COY WIRE, CNN SPORTS CORRESPONDENT: Roger Goodell -- it's been a long time since he's been to Foxborough because of the deflategate and the punishments he handed out. And fans want to know, how do you feel about coming back to Foxborough at some point? Here is the commissioner talking about it yesterday.


ROGER GOODELL, NFL COMMISSIONER: I would tell you that it's not awkward at all for me. I was in Boston two seasons ago for two consecutive playoff games. The same way I was in Atlanta this year. So that happens. If I'm invited back to Foxborough, I'll come.


WIRE: All right. So afterwards -- Mr. Kraft, the owner for the Patriots actually invited the commissioner to the opening game for next season if the Patriots indeed win the Super Bowl. They have to beat the Falcons to do it. They have a tough task, the Falcons do. They're going up against the Pats and Tom Brady.

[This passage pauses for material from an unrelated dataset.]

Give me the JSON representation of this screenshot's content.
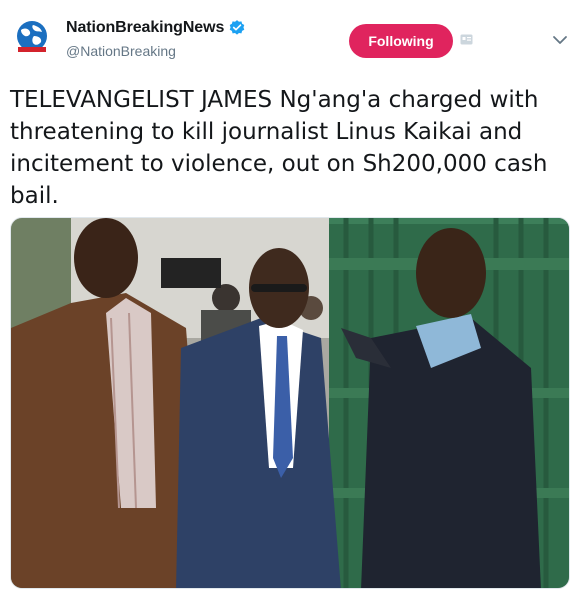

I asked someone who played against Brady, Von Miller, last year's Super Bowl MVP. And I asked him what makes Tom Terrific so great.


VON MILLER, BRONCOS LINEBACKER: He's a leader. You know, the wolf pack is only as strong as the wolf. You know, and the wolf is only as strong as the pack. And that is true when it comes to the New England Patriots. There really enough superstar than Tom Brady and they have a solid team, you know, with solid leadership. And they have a true tight wolf pack over there.

(END VIDEO CLIP) WIRE: A wolf pack. It's almost game day here, Carol. And also I asked J. J. Watt. J. J. Watt said Tom Brady is probably the greatest of all time. They're letting them fly here in Houston.

COSTELLO: Whatever. Cory Wire, thanks so much. Go Falcons.

Thank you for joining me today. I'm Carol Costello. "AT THIS HOUR WITH BERMAN AND BOLDUAN" starts now.

ANNOUNCER: This is CNN breaking news.